Web page and app entries
--- START ---
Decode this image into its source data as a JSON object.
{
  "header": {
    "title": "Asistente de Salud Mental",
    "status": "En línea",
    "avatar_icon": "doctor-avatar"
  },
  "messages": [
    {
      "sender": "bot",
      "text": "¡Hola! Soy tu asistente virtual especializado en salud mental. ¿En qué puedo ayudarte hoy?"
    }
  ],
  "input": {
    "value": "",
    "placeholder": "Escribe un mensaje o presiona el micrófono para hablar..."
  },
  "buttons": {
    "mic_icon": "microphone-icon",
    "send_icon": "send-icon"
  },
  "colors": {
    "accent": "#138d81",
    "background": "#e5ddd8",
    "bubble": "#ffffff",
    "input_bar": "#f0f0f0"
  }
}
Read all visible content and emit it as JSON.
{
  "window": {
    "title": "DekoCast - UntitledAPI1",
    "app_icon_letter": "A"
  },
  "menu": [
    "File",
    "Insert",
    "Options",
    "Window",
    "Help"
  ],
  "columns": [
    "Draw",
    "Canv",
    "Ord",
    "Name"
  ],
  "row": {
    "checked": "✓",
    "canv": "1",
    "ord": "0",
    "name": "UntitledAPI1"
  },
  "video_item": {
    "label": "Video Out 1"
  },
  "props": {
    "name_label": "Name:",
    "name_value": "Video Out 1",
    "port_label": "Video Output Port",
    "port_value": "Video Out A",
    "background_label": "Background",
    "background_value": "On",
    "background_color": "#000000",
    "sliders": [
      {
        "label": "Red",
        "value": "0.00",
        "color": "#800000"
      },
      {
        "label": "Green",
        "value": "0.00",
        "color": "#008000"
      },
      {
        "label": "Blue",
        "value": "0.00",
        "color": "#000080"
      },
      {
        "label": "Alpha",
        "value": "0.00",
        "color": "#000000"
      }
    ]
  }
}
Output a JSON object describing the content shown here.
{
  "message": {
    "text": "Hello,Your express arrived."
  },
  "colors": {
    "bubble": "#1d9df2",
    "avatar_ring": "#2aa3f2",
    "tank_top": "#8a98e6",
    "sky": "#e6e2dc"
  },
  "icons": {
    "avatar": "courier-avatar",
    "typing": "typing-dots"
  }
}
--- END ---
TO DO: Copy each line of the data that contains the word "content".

EXERCISE SOLUTION:
Read all visible content and emit it as JSON.
Output a JSON object describing the content shown here.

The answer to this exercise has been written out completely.